One of the most important events of its kind, every other year the FotoFest Biennial attracts an international array of artists, curators, gallerists, and collectors. This year’s organizing theme is contemporary Arab video, photography, and multi-media art, and the event features approximately 48 artists hailing from 13 Arab countries. Accompanying the show—which is spread out among multiple venues—are a host of partner exhibitions, talks, and events around Houston. See our full story here.
March 15–April 27. Free tours on Saturdays. Check website for locations and hours. fotofest.org
100th Anniversary of Battleship Texas
Battleship Texas is the last surviving dreadnought-class ship to have served in both World Wars I and II. When she was commissioned in 1914, she was the most powerful ship in the world, although since 1948 she has served as a memorial museum anchored on Buffalo Bayou. A celebration featuring historical exhibits, concessions, and live music by Robert Earl Keen, Reckless Kelly, and others will mark the battleship’s centennial.
March 15 noon–10. $14 in advance & $20 on day of event; veterans $8 in advance & $15 on day of event. 3523 Independence Parkway South, La Porte. 281-479-2431. tpwd.state.tx.us
Like God of Carnage, this intense drama from Johnna Adams examines the fallout from a childhood infraction, in this case with the mother of the offending boy staging a fiery confrontation with his teacher. Touching on issues of free speech, bullying, and the failures of the public school system, this play is sure to raise hackles.
March 12–April 6. $19–45. 3201 Allen Parkway. 713-527-0123. stagestheatre.com
A Coffin in Egypt
Based on a play by Horton Foote and with music by Ricky Ian Gordon, this world premiere opera—commissioned by the Houston Grand Opera and Opera Philadelphia—tells the story of Myrtle Bledsoe, the 90-year-old doyenne of Egypt, Texas. See our full story here.
March 14–21. $20–80. Cullen Theater, Wortham Theater Center, 501 Texas Ave. 713-228-6737. houstongrandopera.org
Alvin Ailey American Dance Theater
Born in 1931 in Rogers, Texas, Ailey decided to become a dancer after watching the Ballet Russe de Monte Carlo in Los Angeles. In 1958, he and a group of other young African American dancers gave a performance at New York’s 92nd Street Y that shook up the then-stodgy world of ballet.

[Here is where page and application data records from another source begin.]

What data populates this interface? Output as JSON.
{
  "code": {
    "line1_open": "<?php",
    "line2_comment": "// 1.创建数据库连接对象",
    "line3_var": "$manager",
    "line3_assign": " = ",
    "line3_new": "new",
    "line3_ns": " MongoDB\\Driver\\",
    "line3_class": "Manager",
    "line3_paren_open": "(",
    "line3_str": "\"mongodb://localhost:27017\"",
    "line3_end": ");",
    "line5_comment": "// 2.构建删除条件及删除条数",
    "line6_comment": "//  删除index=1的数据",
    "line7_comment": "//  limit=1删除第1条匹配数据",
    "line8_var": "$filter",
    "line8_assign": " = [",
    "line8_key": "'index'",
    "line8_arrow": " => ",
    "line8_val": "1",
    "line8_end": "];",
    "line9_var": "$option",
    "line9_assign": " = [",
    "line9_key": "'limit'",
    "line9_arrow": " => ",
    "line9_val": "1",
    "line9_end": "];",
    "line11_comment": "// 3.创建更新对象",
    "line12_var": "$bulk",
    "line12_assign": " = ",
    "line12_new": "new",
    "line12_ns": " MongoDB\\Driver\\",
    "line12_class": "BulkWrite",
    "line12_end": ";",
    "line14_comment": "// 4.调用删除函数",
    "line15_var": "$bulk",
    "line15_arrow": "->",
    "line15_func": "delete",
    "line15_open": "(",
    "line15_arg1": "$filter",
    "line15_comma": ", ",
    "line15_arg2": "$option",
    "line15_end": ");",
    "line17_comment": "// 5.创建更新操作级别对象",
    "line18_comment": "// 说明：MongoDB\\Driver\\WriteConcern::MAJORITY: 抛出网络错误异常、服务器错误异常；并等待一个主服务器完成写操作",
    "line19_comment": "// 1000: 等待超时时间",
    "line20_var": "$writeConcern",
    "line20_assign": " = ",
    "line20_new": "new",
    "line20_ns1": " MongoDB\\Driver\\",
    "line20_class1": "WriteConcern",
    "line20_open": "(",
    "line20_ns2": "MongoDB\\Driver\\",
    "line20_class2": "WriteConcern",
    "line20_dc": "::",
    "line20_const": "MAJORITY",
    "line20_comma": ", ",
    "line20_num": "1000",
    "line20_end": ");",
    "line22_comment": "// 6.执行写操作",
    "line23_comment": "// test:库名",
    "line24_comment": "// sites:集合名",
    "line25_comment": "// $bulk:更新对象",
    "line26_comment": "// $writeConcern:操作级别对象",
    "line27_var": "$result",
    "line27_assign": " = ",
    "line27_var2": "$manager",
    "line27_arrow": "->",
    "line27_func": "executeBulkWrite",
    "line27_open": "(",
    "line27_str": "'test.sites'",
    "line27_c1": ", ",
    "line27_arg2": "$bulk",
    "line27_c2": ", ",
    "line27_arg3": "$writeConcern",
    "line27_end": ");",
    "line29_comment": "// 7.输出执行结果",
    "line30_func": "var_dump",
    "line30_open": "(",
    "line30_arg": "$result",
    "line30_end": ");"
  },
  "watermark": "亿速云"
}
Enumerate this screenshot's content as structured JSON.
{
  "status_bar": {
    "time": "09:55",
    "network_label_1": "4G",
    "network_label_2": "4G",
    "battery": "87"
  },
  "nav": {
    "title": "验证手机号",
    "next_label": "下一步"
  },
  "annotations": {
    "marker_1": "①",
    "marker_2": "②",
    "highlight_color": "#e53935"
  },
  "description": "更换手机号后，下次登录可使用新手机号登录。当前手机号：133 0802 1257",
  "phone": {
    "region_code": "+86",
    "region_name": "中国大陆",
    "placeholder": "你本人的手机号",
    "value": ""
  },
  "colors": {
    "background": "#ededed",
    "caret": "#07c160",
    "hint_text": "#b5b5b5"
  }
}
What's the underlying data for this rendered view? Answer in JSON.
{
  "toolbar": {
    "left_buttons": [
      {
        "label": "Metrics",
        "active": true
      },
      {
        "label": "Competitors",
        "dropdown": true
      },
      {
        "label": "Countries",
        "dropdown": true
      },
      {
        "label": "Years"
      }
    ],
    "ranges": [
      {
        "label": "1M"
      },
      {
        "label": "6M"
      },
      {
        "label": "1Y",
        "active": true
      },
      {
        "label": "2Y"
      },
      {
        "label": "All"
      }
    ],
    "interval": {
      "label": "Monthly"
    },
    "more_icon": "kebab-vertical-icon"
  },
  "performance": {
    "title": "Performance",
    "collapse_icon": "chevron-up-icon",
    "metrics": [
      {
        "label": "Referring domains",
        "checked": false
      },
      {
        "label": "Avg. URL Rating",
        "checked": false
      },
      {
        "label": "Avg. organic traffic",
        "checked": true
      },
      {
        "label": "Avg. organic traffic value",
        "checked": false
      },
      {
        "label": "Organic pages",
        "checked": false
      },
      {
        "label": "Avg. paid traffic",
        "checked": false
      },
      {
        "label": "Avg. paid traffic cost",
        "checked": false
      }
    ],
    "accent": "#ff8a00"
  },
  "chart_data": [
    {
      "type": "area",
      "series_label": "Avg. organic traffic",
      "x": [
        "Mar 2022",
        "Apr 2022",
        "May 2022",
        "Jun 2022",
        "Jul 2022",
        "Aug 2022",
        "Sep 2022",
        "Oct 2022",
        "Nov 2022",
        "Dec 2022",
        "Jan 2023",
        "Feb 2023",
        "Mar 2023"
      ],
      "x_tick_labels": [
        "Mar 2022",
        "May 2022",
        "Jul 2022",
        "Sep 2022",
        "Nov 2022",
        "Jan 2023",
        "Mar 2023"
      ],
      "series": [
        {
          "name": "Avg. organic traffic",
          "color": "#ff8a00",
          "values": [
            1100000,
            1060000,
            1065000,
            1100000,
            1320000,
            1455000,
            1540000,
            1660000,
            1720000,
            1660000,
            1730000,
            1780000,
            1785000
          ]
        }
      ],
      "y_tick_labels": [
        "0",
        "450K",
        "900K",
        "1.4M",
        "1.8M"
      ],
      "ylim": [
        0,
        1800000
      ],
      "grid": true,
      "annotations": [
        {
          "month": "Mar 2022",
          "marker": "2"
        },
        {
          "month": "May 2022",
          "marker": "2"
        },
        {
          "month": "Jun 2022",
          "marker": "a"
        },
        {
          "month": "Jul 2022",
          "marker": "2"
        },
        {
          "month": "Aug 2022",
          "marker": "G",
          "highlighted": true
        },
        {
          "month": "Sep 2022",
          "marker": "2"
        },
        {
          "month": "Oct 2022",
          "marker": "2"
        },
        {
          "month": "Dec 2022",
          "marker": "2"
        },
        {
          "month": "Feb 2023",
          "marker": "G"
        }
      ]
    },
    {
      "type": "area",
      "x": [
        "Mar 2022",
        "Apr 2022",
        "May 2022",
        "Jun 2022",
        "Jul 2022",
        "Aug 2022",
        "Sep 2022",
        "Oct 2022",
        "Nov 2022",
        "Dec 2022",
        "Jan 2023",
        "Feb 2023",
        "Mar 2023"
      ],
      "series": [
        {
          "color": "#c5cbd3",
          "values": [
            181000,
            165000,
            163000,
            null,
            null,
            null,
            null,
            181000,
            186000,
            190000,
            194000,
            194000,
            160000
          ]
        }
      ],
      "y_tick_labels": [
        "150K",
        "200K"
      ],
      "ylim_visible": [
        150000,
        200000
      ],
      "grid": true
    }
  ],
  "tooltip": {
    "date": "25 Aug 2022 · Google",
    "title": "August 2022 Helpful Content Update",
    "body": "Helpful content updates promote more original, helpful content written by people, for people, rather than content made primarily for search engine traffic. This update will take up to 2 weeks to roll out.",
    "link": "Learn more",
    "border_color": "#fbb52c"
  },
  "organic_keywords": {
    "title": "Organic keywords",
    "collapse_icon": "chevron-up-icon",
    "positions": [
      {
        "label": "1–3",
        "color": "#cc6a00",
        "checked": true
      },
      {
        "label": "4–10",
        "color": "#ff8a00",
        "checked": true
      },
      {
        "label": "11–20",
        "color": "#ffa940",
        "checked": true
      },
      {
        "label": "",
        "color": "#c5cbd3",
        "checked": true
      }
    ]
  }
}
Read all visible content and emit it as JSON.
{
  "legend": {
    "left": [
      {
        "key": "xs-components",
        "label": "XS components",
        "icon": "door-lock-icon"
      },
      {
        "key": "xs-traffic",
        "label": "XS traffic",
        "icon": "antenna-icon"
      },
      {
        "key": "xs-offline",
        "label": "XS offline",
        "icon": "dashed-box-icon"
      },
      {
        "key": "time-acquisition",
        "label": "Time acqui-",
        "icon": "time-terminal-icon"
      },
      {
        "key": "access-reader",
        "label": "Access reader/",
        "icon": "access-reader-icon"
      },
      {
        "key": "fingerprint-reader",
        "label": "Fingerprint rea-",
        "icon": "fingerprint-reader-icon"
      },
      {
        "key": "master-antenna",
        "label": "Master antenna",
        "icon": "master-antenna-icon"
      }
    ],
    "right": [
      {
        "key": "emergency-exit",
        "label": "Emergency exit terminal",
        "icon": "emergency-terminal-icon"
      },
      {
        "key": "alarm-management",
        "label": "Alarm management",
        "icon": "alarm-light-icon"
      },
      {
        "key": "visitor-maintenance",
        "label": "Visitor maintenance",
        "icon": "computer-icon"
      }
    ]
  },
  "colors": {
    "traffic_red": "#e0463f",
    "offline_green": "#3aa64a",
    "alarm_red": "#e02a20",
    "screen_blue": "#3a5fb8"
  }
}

As a choreographer, Ailey—who died of AIDS in 1989—said that he drew on his “blood memories” of Texas, gospel music, blues, and African American spirituals.
March 14–15. $43–118. Jones Hall, 615 Louisiana St. 713-227-4772. spahouston.org